_WHAT YOU HAVE TO DO_
The lines to copy are those in the listing below that contain the word "this".
BEGIN
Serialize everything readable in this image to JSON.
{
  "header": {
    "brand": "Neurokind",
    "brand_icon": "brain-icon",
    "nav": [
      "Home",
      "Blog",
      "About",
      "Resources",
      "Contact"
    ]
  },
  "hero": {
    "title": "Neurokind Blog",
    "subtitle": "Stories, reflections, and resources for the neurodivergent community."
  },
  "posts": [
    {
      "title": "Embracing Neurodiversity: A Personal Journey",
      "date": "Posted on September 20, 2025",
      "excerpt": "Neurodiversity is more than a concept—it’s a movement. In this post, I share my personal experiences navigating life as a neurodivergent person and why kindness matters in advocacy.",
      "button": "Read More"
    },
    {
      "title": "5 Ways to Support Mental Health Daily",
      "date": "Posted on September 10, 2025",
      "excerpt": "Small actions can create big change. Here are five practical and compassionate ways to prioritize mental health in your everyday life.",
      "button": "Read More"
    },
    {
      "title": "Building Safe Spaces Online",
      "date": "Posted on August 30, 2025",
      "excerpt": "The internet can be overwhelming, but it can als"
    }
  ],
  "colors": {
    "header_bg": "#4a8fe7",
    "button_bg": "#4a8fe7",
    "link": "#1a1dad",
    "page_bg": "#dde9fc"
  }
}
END
_REPLY TO THE TASK_
Serialize everything readable in this image to JSON.
      "excerpt": "Neurodiversity is more than a concept—it’s a movement. In this post, I share my personal experiences navigating life as a neurodivergent person and why kindness matters in advocacy.",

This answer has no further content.